THE PROBLEM ->
How many lines of these records hold the string "JSON"? Reply with the number alone.

**** DATASET EXTRACT

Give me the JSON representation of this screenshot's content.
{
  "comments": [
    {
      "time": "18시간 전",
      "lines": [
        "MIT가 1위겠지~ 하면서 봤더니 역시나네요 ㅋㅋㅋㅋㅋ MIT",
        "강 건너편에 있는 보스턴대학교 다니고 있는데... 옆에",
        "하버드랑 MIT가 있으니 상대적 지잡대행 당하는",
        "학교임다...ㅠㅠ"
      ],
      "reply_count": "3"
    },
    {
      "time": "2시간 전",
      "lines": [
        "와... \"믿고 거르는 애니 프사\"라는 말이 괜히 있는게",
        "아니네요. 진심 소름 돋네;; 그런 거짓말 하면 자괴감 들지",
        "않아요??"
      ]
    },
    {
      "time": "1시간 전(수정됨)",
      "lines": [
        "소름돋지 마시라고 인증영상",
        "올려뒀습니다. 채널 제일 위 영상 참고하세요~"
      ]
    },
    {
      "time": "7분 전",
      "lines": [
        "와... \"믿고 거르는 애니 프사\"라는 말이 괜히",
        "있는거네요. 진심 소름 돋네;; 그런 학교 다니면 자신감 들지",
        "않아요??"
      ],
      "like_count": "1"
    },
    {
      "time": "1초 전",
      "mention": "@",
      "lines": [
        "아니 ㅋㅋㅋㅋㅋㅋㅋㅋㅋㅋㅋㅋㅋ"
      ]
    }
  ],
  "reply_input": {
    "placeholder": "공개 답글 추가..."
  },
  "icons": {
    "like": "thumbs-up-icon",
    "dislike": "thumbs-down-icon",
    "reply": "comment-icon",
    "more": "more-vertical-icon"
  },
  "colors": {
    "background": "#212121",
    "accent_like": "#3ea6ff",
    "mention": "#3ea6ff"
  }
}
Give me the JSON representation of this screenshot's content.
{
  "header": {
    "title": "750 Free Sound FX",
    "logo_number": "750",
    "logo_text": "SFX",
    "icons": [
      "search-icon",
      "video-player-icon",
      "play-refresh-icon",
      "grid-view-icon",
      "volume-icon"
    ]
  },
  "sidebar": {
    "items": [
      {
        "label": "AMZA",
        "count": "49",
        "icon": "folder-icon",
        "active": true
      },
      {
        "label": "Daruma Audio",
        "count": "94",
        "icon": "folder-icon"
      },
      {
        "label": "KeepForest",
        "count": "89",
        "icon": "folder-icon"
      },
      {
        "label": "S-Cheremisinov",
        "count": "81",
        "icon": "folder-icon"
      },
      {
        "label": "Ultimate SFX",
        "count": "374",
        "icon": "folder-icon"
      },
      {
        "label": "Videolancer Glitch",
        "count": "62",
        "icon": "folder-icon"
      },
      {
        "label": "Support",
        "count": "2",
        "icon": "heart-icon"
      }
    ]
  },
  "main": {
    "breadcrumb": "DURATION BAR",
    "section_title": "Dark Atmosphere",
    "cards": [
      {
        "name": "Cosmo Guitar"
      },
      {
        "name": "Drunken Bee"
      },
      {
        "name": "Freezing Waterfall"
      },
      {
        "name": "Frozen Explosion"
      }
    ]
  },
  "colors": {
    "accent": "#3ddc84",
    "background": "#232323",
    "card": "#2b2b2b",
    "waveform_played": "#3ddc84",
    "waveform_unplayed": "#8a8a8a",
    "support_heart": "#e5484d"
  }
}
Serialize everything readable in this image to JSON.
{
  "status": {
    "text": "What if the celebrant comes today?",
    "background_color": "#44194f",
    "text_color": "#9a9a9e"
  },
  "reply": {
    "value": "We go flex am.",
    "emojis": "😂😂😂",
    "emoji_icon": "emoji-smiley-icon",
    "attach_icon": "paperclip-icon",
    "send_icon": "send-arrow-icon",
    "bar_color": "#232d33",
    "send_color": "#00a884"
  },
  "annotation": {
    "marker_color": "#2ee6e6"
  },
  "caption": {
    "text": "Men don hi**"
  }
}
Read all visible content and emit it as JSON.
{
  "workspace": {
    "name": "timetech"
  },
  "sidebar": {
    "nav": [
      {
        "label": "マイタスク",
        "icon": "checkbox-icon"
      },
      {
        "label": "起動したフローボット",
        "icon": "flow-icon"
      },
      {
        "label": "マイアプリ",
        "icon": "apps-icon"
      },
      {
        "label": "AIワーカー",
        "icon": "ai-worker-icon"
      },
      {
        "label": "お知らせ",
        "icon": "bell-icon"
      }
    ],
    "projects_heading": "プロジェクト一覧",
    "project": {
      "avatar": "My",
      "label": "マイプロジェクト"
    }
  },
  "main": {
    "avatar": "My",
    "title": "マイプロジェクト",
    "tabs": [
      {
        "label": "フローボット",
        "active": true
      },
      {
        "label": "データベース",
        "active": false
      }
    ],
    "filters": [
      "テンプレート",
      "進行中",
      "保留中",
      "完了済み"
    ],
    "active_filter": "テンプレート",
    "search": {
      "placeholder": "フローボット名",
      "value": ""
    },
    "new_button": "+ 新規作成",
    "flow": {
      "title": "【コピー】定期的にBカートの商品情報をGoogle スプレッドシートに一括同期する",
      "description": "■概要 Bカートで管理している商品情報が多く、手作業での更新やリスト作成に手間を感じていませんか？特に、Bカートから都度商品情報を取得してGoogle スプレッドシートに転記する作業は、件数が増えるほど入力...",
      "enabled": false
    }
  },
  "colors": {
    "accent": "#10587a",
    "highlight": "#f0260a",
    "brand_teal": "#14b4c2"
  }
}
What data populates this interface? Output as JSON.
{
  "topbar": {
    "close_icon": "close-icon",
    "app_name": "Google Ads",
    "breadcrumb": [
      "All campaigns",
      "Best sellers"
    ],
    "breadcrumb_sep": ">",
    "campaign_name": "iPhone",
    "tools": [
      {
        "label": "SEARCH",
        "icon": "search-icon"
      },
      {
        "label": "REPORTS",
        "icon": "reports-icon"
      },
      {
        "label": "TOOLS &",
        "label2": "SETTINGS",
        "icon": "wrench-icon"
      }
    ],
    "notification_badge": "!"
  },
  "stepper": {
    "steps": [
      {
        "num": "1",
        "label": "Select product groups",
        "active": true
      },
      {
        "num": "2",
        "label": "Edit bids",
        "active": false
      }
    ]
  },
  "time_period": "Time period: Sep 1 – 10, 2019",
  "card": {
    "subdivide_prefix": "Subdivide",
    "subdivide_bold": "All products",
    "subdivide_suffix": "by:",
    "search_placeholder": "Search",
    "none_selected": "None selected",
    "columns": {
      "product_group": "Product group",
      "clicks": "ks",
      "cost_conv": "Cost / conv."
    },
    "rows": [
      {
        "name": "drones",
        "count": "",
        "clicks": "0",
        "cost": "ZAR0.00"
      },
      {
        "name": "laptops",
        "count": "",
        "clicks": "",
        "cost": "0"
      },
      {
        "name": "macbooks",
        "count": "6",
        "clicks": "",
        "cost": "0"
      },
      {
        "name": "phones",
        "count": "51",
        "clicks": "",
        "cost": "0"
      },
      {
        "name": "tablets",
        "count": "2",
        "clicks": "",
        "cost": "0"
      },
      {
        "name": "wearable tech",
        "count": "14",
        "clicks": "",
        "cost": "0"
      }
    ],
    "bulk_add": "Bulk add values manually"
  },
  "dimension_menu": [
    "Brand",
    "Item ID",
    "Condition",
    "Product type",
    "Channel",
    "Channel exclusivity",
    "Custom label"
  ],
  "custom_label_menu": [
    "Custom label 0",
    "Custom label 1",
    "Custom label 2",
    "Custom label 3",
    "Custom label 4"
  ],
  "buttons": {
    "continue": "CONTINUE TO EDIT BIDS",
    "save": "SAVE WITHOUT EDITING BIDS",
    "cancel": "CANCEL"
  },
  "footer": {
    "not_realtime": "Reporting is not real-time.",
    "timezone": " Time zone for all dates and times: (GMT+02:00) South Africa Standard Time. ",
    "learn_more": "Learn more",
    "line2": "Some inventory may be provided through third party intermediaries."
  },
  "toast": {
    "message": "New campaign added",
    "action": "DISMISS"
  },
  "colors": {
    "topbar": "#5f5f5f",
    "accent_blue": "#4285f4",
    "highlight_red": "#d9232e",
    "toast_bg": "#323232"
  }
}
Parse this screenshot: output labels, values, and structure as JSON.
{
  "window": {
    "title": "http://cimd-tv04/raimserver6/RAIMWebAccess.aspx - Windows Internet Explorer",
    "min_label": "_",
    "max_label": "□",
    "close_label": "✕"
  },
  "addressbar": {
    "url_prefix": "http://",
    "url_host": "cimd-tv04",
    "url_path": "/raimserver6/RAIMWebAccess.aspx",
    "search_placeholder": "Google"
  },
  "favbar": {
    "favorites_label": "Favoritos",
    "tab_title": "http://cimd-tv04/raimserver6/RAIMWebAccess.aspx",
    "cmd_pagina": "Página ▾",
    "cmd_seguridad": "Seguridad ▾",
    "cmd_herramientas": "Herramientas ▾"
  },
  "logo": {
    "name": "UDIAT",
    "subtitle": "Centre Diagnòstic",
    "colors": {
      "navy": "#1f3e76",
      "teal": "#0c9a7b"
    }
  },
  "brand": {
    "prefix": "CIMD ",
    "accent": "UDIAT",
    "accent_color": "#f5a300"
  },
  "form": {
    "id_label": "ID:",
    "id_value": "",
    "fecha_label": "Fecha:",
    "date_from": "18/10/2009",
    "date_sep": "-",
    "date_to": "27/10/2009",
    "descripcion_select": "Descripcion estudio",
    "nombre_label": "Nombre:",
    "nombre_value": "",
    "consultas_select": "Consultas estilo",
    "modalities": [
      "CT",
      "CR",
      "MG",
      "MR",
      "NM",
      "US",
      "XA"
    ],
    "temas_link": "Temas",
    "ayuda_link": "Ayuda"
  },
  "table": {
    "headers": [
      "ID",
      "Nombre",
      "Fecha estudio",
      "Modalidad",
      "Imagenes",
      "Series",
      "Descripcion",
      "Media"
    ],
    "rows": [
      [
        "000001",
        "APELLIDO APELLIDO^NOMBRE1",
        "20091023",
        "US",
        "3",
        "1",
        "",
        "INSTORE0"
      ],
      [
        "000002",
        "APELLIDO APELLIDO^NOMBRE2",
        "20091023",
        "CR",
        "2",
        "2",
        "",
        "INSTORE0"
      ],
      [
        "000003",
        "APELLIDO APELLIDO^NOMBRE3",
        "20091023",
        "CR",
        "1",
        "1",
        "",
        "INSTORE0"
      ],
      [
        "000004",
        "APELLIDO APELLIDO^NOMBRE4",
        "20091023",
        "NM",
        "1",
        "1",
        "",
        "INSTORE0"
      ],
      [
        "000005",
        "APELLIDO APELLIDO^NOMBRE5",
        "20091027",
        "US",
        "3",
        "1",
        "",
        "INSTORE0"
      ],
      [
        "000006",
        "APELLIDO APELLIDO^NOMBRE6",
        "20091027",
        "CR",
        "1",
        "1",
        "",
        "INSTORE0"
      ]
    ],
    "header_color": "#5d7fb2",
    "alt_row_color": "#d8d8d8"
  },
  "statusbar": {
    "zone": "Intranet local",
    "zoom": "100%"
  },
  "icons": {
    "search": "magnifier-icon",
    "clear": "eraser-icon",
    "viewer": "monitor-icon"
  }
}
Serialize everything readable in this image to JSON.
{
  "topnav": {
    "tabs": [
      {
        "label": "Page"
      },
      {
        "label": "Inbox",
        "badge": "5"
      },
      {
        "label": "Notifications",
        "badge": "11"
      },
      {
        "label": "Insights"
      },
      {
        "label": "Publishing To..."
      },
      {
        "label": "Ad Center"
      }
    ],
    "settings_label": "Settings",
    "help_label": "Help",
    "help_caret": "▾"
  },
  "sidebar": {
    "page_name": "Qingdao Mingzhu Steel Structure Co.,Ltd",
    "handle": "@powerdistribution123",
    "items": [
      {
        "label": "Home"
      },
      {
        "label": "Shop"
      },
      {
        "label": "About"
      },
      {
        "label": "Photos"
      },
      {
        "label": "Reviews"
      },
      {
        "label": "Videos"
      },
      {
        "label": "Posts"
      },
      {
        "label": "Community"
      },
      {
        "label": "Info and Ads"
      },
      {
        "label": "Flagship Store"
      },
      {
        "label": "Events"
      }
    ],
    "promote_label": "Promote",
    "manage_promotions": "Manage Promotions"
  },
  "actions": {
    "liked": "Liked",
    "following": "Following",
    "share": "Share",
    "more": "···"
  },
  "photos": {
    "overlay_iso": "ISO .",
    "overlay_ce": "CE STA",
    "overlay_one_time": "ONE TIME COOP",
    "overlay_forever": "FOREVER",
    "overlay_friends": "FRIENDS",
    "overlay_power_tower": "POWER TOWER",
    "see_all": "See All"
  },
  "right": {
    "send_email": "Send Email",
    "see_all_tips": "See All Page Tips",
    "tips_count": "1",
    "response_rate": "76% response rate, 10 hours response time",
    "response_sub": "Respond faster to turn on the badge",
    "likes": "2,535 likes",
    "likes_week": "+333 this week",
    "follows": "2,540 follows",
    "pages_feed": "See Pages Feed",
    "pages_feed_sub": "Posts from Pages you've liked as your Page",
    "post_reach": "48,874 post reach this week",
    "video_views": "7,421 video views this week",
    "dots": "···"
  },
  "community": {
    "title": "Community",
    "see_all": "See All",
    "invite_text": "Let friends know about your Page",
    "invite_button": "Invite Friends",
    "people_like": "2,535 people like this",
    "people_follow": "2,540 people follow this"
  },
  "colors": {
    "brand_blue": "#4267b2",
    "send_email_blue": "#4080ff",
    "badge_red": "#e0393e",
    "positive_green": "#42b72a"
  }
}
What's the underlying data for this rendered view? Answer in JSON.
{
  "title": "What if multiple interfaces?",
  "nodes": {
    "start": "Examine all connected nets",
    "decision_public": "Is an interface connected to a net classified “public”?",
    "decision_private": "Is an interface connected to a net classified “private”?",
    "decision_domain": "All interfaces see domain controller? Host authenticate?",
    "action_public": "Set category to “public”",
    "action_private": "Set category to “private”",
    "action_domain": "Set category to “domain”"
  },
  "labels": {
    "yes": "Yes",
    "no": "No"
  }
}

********

RESULT OF THIS TASK ->
8